Easier said than done, of course. You’d have to hope living through not only the worst season of his career, but also one of the most futile seasons in NBA history, will serve as a humbling moment for Smith.
I’m sure Smith has something of an ego — all NBA players do — but his individual struggles, combined with the team’s struggles, had to knock a guy used to winning down a notch or two.
The biggest hope might be that being coached by Van Gundy, easily the best coach Smith has played for, will serve as a mid-career mulligan. My argument is that if anyone is going to figure out how to accentuate the good Smith has to offer, it’s a coach like Van Gundy.
If his ego has taken a big enough hit and Van Gundy can do a good enough job convincing him that playing alongside Drummond and Monroe isn’t helping anyone, you might have something. Who knows if Smith would be willing to make that sacrifice? Surely none of us do.
But the Pistons went 7-7 when Smith recorded 10+ points, 5+ rebounds and 5+ assists. Those are steep averages considering only 13 players did that this past season, but is it inconceivable? I don’t think so.
Smith has averaged four assists per game before with Atlanta, and if he is only taking 8-10 shots instead of 14-16 shots while playing with a Pistons bench filled with floor spacers, he could serve as a nice mid-to-low post centerpiece when the bench is out there.
This isn’t a matter of skill or ability, it’s a matter of mentality and ego. It’s hard to argue against a three-big rotation with Smith as the versatile third big; not to mention his skill set would jive well with the Pistons current bench.
Maybe an off-the-bench Smith could push himself by attempting to capture an individual honor like Sixth Man of the Year? That caliber of a season would likely help to push the Pistons back into the postseason. Maybe, even at $14 million a year, that ends up being the perfect role for Smith in Detroit.

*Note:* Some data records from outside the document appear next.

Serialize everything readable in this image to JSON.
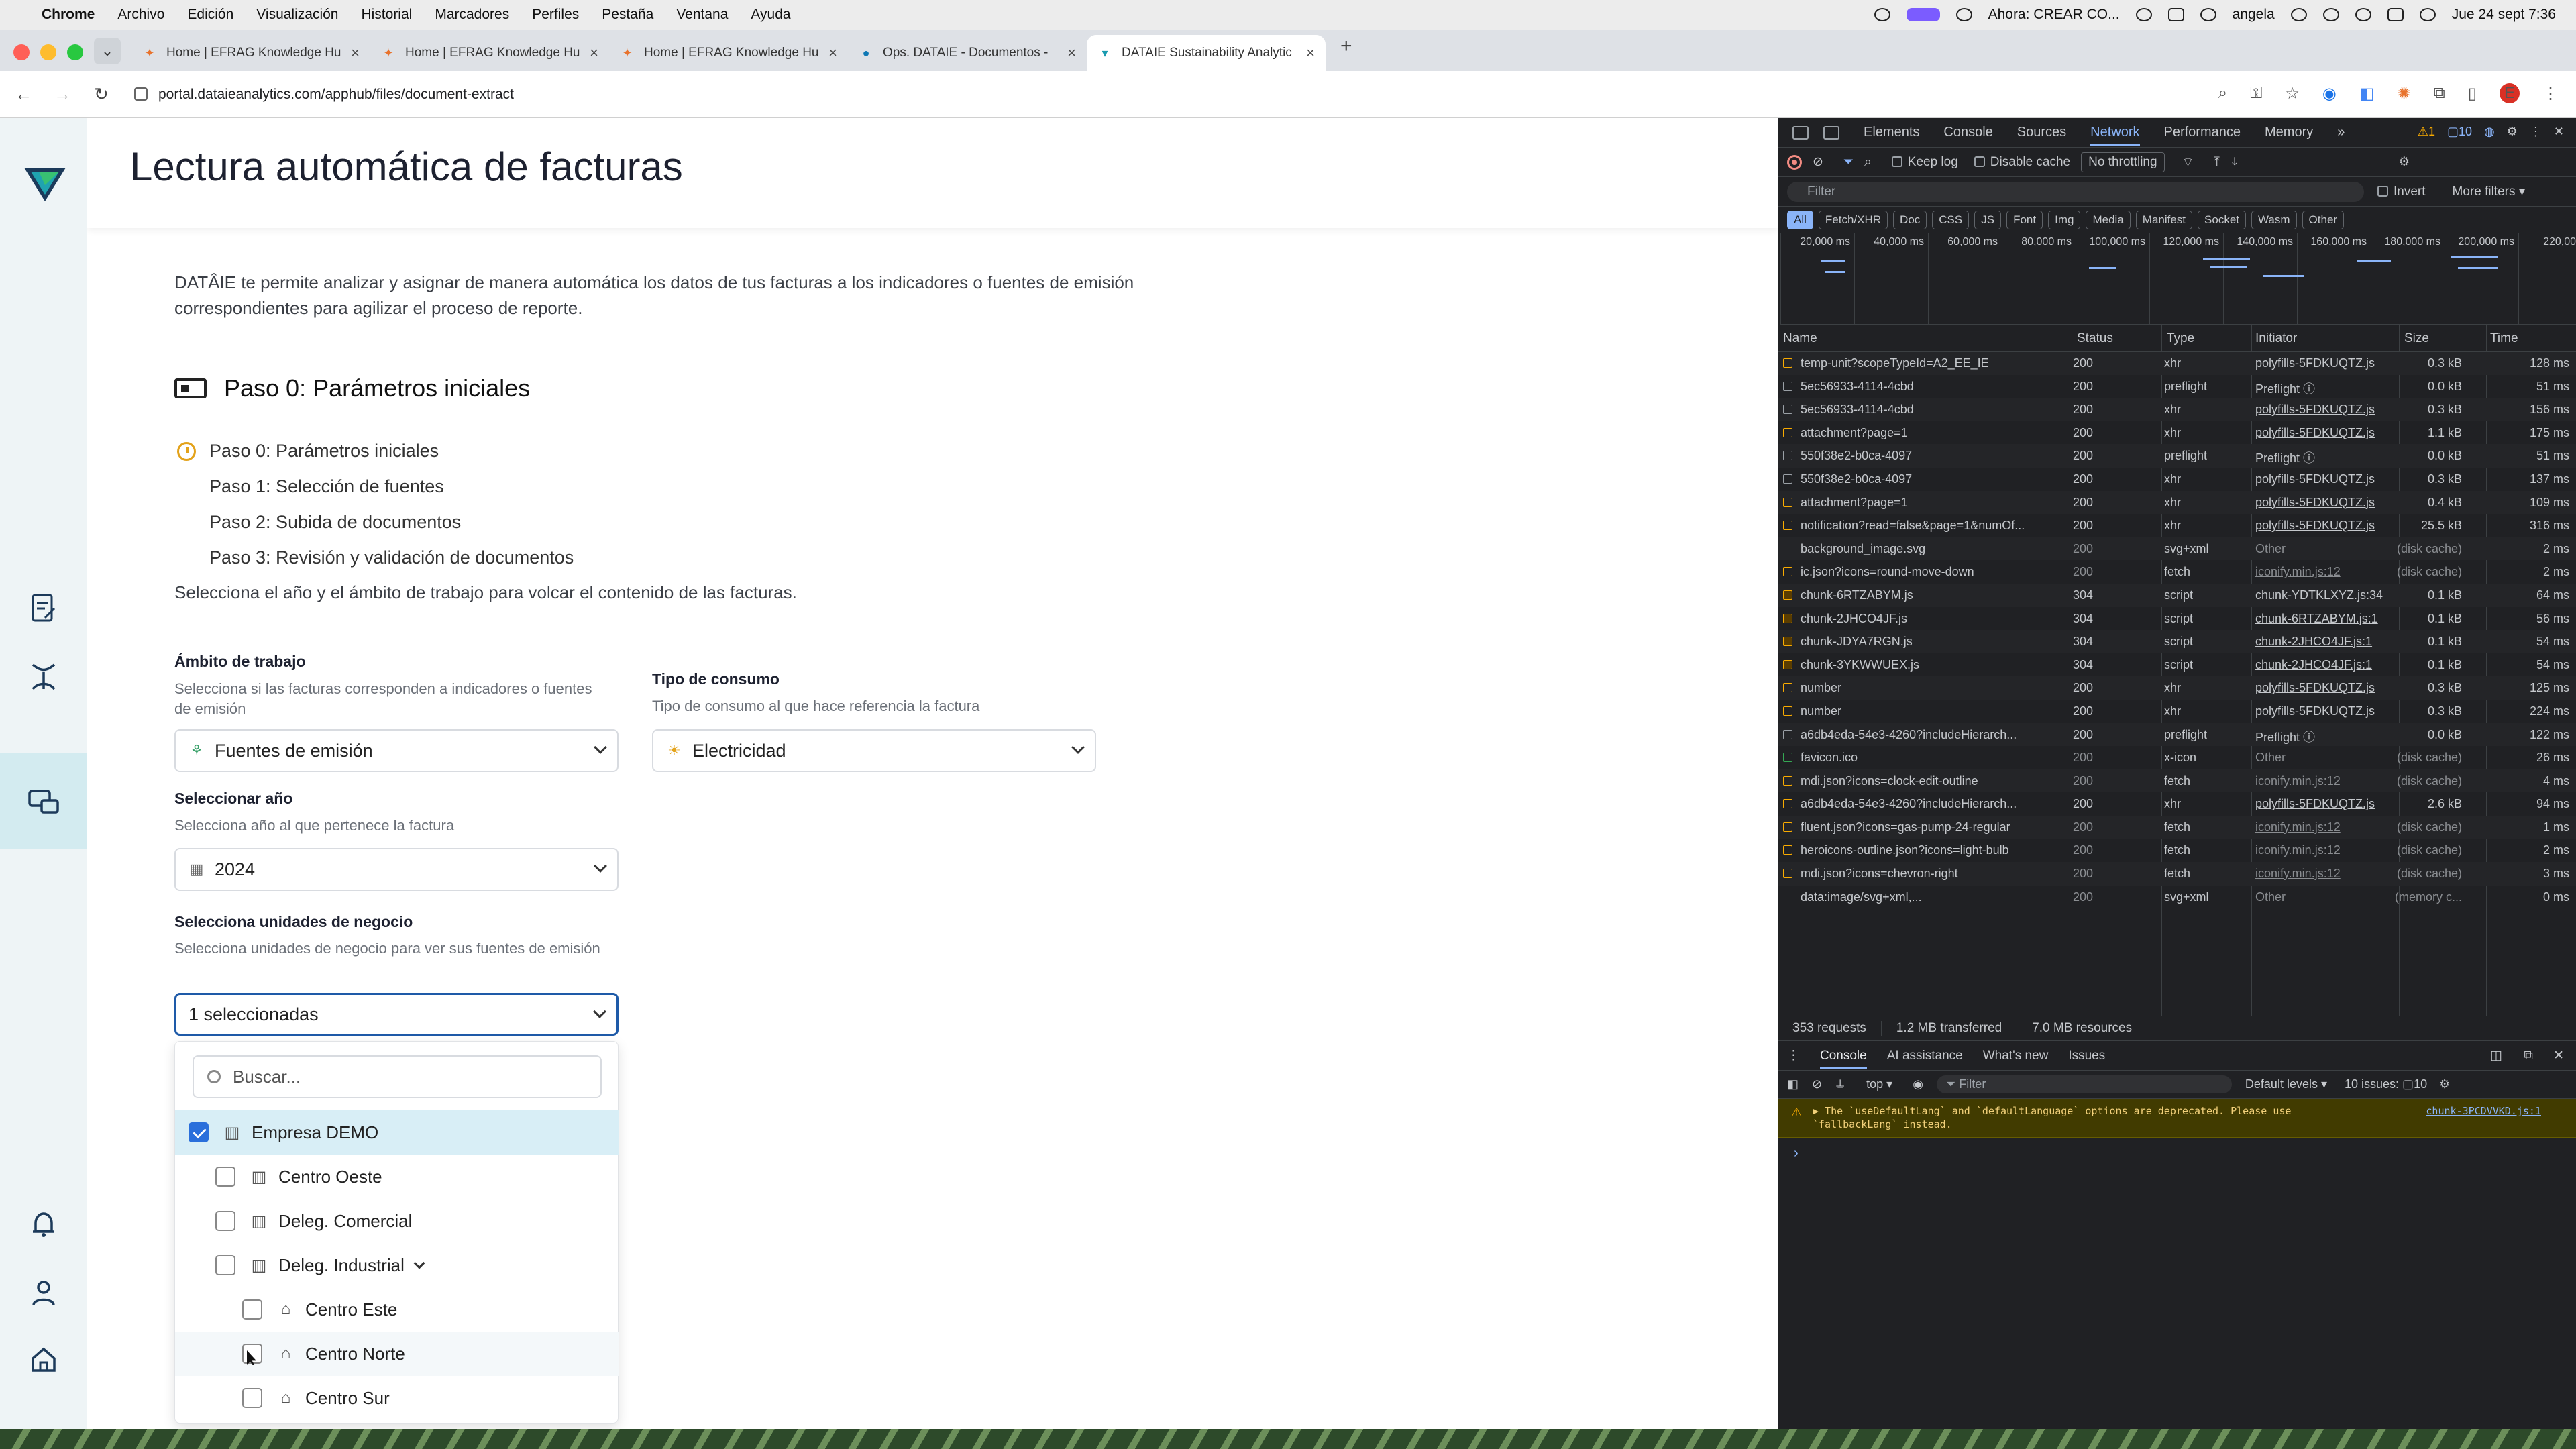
{
  "menubar": {
    "app": "Chrome",
    "items": [
      "Archivo",
      "Edición",
      "Visualización",
      "Historial",
      "Marcadores",
      "Perfiles",
      "Pestaña",
      "Ventana",
      "Ayuda"
    ],
    "status_now": "Ahora: CREAR CO...",
    "user": "angela",
    "datetime": "Jue 24 sept 7:36"
  },
  "tabs": [
    {
      "label": "Home | EFRAG Knowledge Hu",
      "icon": "efrag-icon",
      "active": false
    },
    {
      "label": "Home | EFRAG Knowledge Hu",
      "icon": "efrag-icon",
      "active": false
    },
    {
      "label": "Home | EFRAG Knowledge Hu",
      "icon": "efrag-icon",
      "active": false
    },
    {
      "label": "Ops. DATAIE - Documentos -",
      "icon": "sharepoint-icon",
      "active": false
    },
    {
      "label": "DATAIE Sustainability Analytic",
      "icon": "dataie-icon",
      "active": true
    }
  ],
  "address": {
    "url": "portal.dataieanalytics.com/apphub/files/document-extract"
  },
  "page": {
    "title": "Lectura automática de facturas",
    "intro": "DATÂIE te permite analizar y asignar de manera automática los datos de tus facturas a los indicadores o fuentes de emisión correspondientes para agilizar el proceso de reporte.",
    "step_title": "Paso 0: Parámetros iniciales",
    "steps": [
      "Paso 0: Parámetros iniciales",
      "Paso 1: Selección de fuentes",
      "Paso 2: Subida de documentos",
      "Paso 3: Revisión y validación de documentos"
    ],
    "description": "Selecciona el año y el ámbito de trabajo para volcar el contenido de las facturas.",
    "ambito": {
      "label": "Ámbito de trabajo",
      "hint": "Selecciona si las facturas corresponden a indicadores o fuentes de emisión",
      "value": "Fuentes de emisión"
    },
    "consumo": {
      "label": "Tipo de consumo",
      "hint": "Tipo de consumo al que hace referencia la factura",
      "value": "Electricidad"
    },
    "anio": {
      "label": "Seleccionar año",
      "hint": "Selecciona año al que pertenece la factura",
      "value": "2024"
    },
    "unidades": {
      "label": "Selecciona unidades de negocio",
      "hint": "Selecciona unidades de negocio para ver sus fuentes de emisión",
      "value": "1 seleccionadas",
      "search_placeholder": "Buscar...",
      "items": [
        {
          "label": "Empresa DEMO",
          "checked": true
        },
        {
          "label": "Centro Oeste",
          "checked": false
        },
        {
          "label": "Deleg. Comercial",
          "checked": false
        },
        {
          "label": "Deleg. Industrial",
          "checked": false
        },
        {
          "label": "Centro Este",
          "checked": false
        },
        {
          "label": "Centro Norte",
          "checked": false
        },
        {
          "label": "Centro Sur",
          "checked": false
        }
      ]
    }
  },
  "devtools": {
    "tabs": [
      "Elements",
      "Console",
      "Sources",
      "Network",
      "Performance",
      "Memory"
    ],
    "warn_count": "1",
    "issue_count": "10",
    "keep_log": "Keep log",
    "disable_cache": "Disable cache",
    "throttling": "No throttling",
    "filter_placeholder": "Filter",
    "invert": "Invert",
    "more_filters": "More filters",
    "types": [
      "All",
      "Fetch/XHR",
      "Doc",
      "CSS",
      "JS",
      "Font",
      "Img",
      "Media",
      "Manifest",
      "Socket",
      "Wasm",
      "Other"
    ],
    "timeline_ticks": [
      "20,000 ms",
      "40,000 ms",
      "60,000 ms",
      "80,000 ms",
      "100,000 ms",
      "120,000 ms",
      "140,000 ms",
      "160,000 ms",
      "180,000 ms",
      "200,000 ms",
      "220,00"
    ],
    "columns": [
      "Name",
      "Status",
      "Type",
      "Initiator",
      "Size",
      "Time"
    ],
    "rows": [
      [
        "temp-unit?scopeTypeId=A2_EE_IE",
        "200",
        "xhr",
        "polyfills-5FDKUQTZ.js",
        "0.3 kB",
        "128 ms"
      ],
      [
        "5ec56933-4114-4cbd",
        "200",
        "preflight",
        "Preflight ⓘ",
        "0.0 kB",
        "51 ms"
      ],
      [
        "5ec56933-4114-4cbd",
        "200",
        "xhr",
        "polyfills-5FDKUQTZ.js",
        "0.3 kB",
        "156 ms"
      ],
      [
        "attachment?page=1",
        "200",
        "xhr",
        "polyfills-5FDKUQTZ.js",
        "1.1 kB",
        "175 ms"
      ],
      [
        "550f38e2-b0ca-4097",
        "200",
        "preflight",
        "Preflight ⓘ",
        "0.0 kB",
        "51 ms"
      ],
      [
        "550f38e2-b0ca-4097",
        "200",
        "xhr",
        "polyfills-5FDKUQTZ.js",
        "0.3 kB",
        "137 ms"
      ],
      [
        "attachment?page=1",
        "200",
        "xhr",
        "polyfills-5FDKUQTZ.js",
        "0.4 kB",
        "109 ms"
      ],
      [
        "notification?read=false&page=1&numOf...",
        "200",
        "xhr",
        "polyfills-5FDKUQTZ.js",
        "25.5 kB",
        "316 ms"
      ],
      [
        "background_image.svg",
        "200",
        "svg+xml",
        "Other",
        "(disk cache)",
        "2 ms"
      ],
      [
        "ic.json?icons=round-move-down",
        "200",
        "fetch",
        "iconify.min.js:12",
        "(disk cache)",
        "2 ms"
      ],
      [
        "chunk-6RTZABYM.js",
        "304",
        "script",
        "chunk-YDTKLXYZ.js:34",
        "0.1 kB",
        "64 ms"
      ],
      [
        "chunk-2JHCO4JF.js",
        "304",
        "script",
        "chunk-6RTZABYM.js:1",
        "0.1 kB",
        "56 ms"
      ],
      [
        "chunk-JDYA7RGN.js",
        "304",
        "script",
        "chunk-2JHCO4JF.js:1",
        "0.1 kB",
        "54 ms"
      ],
      [
        "chunk-3YKWWUEX.js",
        "304",
        "script",
        "chunk-2JHCO4JF.js:1",
        "0.1 kB",
        "54 ms"
      ],
      [
        "number",
        "200",
        "xhr",
        "polyfills-5FDKUQTZ.js",
        "0.3 kB",
        "125 ms"
      ],
      [
        "number",
        "200",
        "xhr",
        "polyfills-5FDKUQTZ.js",
        "0.3 kB",
        "224 ms"
      ],
      [
        "a6db4eda-54e3-4260?includeHierarch...",
        "200",
        "preflight",
        "Preflight ⓘ",
        "0.0 kB",
        "122 ms"
      ],
      [
        "favicon.ico",
        "200",
        "x-icon",
        "Other",
        "(disk cache)",
        "26 ms"
      ],
      [
        "mdi.json?icons=clock-edit-outline",
        "200",
        "fetch",
        "iconify.min.js:12",
        "(disk cache)",
        "4 ms"
      ],
      [
        "a6db4eda-54e3-4260?includeHierarch...",
        "200",
        "xhr",
        "polyfills-5FDKUQTZ.js",
        "2.6 kB",
        "94 ms"
      ],
      [
        "fluent.json?icons=gas-pump-24-regular",
        "200",
        "fetch",
        "iconify.min.js:12",
        "(disk cache)",
        "1 ms"
      ],
      [
        "heroicons-outline.json?icons=light-bulb",
        "200",
        "fetch",
        "iconify.min.js:12",
        "(disk cache)",
        "2 ms"
      ],
      [
        "mdi.json?icons=chevron-right",
        "200",
        "fetch",
        "iconify.min.js:12",
        "(disk cache)",
        "3 ms"
      ],
      [
        "data:image/svg+xml,...",
        "200",
        "svg+xml",
        "Other",
        "(memory c...",
        "0 ms"
      ]
    ],
    "summary": [
      "353 requests",
      "1.2 MB transferred",
      "7.0 MB resources"
    ],
    "drawer_tabs": [
      "Console",
      "AI assistance",
      "What's new",
      "Issues"
    ],
    "context": "top",
    "console_filter": "Filter",
    "levels": "Default levels",
    "issues": "10 issues: ▢10",
    "warning_line1": "▶ The `useDefaultLang` and `defaultLanguage` options are deprecated. Please use",
    "warning_line2": "`fallbackLang` instead.",
    "warning_source": "chunk-3PCDVVKD.js:1"
  },
  "colors": {
    "accent_blue": "#1e5aa8",
    "checkbox_blue": "#2a6fdb",
    "nav_active": "#d3ebf0",
    "devtools_bg": "#202124",
    "step_clock": "#e3a21a"
  }
}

Or maybe that kind of role works for a month or two, serves as enough reason to convince another team that Smith has changed and trading for him is their answer?
Anything would be better than last season, right?